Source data
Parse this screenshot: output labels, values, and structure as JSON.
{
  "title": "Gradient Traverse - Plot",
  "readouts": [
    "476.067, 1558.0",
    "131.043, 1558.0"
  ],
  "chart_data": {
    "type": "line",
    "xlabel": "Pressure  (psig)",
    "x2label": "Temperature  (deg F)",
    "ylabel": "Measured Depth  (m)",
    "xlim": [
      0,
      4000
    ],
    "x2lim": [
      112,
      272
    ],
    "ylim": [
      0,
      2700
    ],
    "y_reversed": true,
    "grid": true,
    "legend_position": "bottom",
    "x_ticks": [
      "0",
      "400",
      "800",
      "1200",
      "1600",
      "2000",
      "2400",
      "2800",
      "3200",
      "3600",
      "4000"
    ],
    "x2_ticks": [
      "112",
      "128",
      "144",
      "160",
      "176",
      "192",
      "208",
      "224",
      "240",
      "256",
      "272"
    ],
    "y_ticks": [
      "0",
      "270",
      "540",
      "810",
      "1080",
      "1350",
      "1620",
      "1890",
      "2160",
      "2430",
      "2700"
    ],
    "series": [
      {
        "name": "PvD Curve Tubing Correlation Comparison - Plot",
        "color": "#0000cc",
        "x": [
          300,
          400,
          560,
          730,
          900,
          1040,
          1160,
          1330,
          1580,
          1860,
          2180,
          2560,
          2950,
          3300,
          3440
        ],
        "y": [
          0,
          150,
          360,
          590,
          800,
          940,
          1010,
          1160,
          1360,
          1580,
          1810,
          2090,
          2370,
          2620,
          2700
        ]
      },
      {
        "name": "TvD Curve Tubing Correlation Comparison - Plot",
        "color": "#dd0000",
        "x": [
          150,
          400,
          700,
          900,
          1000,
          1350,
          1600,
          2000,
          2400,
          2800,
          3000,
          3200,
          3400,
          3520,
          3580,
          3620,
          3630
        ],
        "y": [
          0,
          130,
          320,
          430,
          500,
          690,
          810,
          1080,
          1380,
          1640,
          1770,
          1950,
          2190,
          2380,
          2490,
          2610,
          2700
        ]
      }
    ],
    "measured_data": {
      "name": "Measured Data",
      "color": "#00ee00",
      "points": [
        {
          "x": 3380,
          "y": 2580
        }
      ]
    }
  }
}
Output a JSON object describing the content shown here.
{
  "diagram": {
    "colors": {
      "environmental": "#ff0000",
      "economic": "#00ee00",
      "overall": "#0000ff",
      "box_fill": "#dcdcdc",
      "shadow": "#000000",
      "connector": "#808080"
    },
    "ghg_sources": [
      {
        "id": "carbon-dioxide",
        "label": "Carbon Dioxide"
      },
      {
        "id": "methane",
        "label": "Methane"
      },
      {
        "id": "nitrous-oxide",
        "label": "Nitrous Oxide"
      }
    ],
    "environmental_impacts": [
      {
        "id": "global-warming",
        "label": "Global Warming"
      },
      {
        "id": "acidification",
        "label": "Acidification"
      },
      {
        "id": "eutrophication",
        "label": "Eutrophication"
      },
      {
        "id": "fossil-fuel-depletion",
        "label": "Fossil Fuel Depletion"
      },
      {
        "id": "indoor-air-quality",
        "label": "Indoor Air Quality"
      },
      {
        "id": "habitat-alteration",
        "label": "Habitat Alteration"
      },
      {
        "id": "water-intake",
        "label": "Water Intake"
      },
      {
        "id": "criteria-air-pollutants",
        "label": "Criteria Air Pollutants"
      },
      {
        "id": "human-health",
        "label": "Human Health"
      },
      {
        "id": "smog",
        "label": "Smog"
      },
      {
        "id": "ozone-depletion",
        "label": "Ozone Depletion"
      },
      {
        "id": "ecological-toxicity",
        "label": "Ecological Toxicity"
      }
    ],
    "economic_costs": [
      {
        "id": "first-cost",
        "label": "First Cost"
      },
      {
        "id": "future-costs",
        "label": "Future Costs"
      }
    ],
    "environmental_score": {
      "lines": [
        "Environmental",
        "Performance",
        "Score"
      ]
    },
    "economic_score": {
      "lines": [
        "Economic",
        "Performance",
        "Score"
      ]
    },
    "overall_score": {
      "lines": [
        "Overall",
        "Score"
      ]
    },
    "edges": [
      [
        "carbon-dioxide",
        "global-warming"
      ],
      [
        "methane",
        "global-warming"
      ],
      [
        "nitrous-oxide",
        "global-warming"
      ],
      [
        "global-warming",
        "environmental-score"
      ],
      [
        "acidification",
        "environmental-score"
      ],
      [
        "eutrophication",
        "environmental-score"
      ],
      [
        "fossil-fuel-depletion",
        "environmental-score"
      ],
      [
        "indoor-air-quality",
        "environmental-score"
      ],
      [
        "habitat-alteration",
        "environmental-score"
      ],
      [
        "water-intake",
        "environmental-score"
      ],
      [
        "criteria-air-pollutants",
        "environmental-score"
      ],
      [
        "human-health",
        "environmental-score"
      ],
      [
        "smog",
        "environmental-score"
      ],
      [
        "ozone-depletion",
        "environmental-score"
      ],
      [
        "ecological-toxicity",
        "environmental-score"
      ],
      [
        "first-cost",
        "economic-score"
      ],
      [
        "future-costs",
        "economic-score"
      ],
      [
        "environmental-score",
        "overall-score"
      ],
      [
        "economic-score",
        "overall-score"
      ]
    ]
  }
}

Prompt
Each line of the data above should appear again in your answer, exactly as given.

Completed exercise
Parse this screenshot: output labels, values, and structure as JSON.
{
  "title": "Gradient Traverse - Plot",
  "readouts": [
    "476.067, 1558.0",
    "131.043, 1558.0"
  ],
  "chart_data": {
    "type": "line",
    "xlabel": "Pressure  (psig)",
    "x2label": "Temperature  (deg F)",
    "ylabel": "Measured Depth  (m)",
    "xlim": [
      0,
      4000
    ],
    "x2lim": [
      112,
      272
    ],
    "ylim": [
      0,
      2700
    ],
    "y_reversed": true,
    "grid": true,
    "legend_position": "bottom",
    "x_ticks": [
      "0",
      "400",
      "800",
      "1200",
      "1600",
      "2000",
      "2400",
      "2800",
      "3200",
      "3600",
      "4000"
    ],
    "x2_ticks": [
      "112",
      "128",
      "144",
      "160",
      "176",
      "192",
      "208",
      "224",
      "240",
      "256",
      "272"
    ],
    "y_ticks": [
      "0",
      "270",
      "540",
      "810",
      "1080",
      "1350",
      "1620",
      "1890",
      "2160",
      "2430",
      "2700"
    ],
    "series": [
      {
        "name": "PvD Curve Tubing Correlation Comparison - Plot",
        "color": "#0000cc",
        "x": [
          300,
          400,
          560,
          730,
          900,
          1040,
          1160,
          1330,
          1580,
          1860,
          2180,
          2560,
          2950,
          3300,
          3440
        ],
        "y": [
          0,
          150,
          360,
          590,
          800,
          940,
          1010,
          1160,
          1360,
          1580,
          1810,
          2090,
          2370,
          2620,
          2700
        ]
      },
      {
        "name": "TvD Curve Tubing Correlation Comparison - Plot",
        "color": "#dd0000",
        "x": [
          150,
          400,
          700,
          900,
          1000,
          1350,
          1600,
          2000,
          2400,
          2800,
          3000,
          3200,
          3400,
          3520,
          3580,
          3620,
          3630
        ],
        "y": [
          0,
          130,
          320,
          430,
          500,
          690,
          810,
          1080,
          1380,
          1640,
          1770,
          1950,
          2190,
          2380,
          2490,
          2610,
          2700
        ]
      }
    ],
    "measured_data": {
      "name": "Measured Data",
      "color": "#00ee00",
      "points": [
        {
          "x": 3380,
          "y": 2580
        }
      ]
    }
  }
}
Output a JSON object describing the content shown here.
{
  "diagram": {
    "colors": {
      "environmental": "#ff0000",
      "economic": "#00ee00",
      "overall": "#0000ff",
      "box_fill": "#dcdcdc",
      "shadow": "#000000",
      "connector": "#808080"
    },
    "ghg_sources": [
      {
        "id": "carbon-dioxide",
        "label": "Carbon Dioxide"
      },
      {
        "id": "methane",
        "label": "Methane"
      },
      {
        "id": "nitrous-oxide",
        "label": "Nitrous Oxide"
      }
    ],
    "environmental_impacts": [
      {
        "id": "global-warming",
        "label": "Global Warming"
      },
      {
        "id": "acidification",
        "label": "Acidification"
      },
      {
        "id": "eutrophication",
        "label": "Eutrophication"
      },
      {
        "id": "fossil-fuel-depletion",
        "label": "Fossil Fuel Depletion"
      },
      {
        "id": "indoor-air-quality",
        "label": "Indoor Air Quality"
      },
      {
        "id": "habitat-alteration",
        "label": "Habitat Alteration"
      },
      {
        "id": "water-intake",
        "label": "Water Intake"
      },
      {
        "id": "criteria-air-pollutants",
        "label": "Criteria Air Pollutants"
      },
      {
        "id": "human-health",
        "label": "Human Health"
      },
      {
        "id": "smog",
        "label": "Smog"
      },
      {
        "id": "ozone-depletion",
        "label": "Ozone Depletion"
      },
      {
        "id": "ecological-toxicity",
        "label": "Ecological Toxicity"
      }
    ],
    "economic_costs": [
      {
        "id": "first-cost",
        "label": "First Cost"
      },
      {
        "id": "future-costs",
        "label": "Future Costs"
      }
    ],
    "environmental_score": {
      "lines": [
        "Environmental",
        "Performance",
        "Score"
      ]
    },
    "economic_score": {
      "lines": [
        "Economic",
        "Performance",
        "Score"
      ]
    },
    "overall_score": {
      "lines": [
        "Overall",
        "Score"
      ]
    },
    "edges": [
      [
        "carbon-dioxide",
        "global-warming"
      ],
      [
        "methane",
        "global-warming"
      ],
      [
        "nitrous-oxide",
        "global-warming"
      ],
      [
        "global-warming",
        "environmental-score"
      ],
      [
        "acidification",
        "environmental-score"
      ],
      [
        "eutrophication",
        "environmental-score"
      ],
      [
        "fossil-fuel-depletion",
        "environmental-score"
      ],
      [
        "indoor-air-quality",
        "environmental-score"
      ],
      [
        "habitat-alteration",
        "environmental-score"
      ],
      [
        "water-intake",
        "environmental-score"
      ],
      [
        "criteria-air-pollutants",
        "environmental-score"
      ],
      [
        "human-health",
        "environmental-score"
      ],
      [
        "smog",
        "environmental-score"
      ],
      [
        "ozone-depletion",
        "environmental-score"
      ],
      [
        "ecological-toxicity",
        "environmental-score"
      ],
      [
        "first-cost",
        "economic-score"
      ],
      [
        "future-costs",
        "economic-score"
      ],
      [
        "environmental-score",
        "overall-score"
      ],
      [
        "economic-score",
        "overall-score"
      ]
    ]
  }
}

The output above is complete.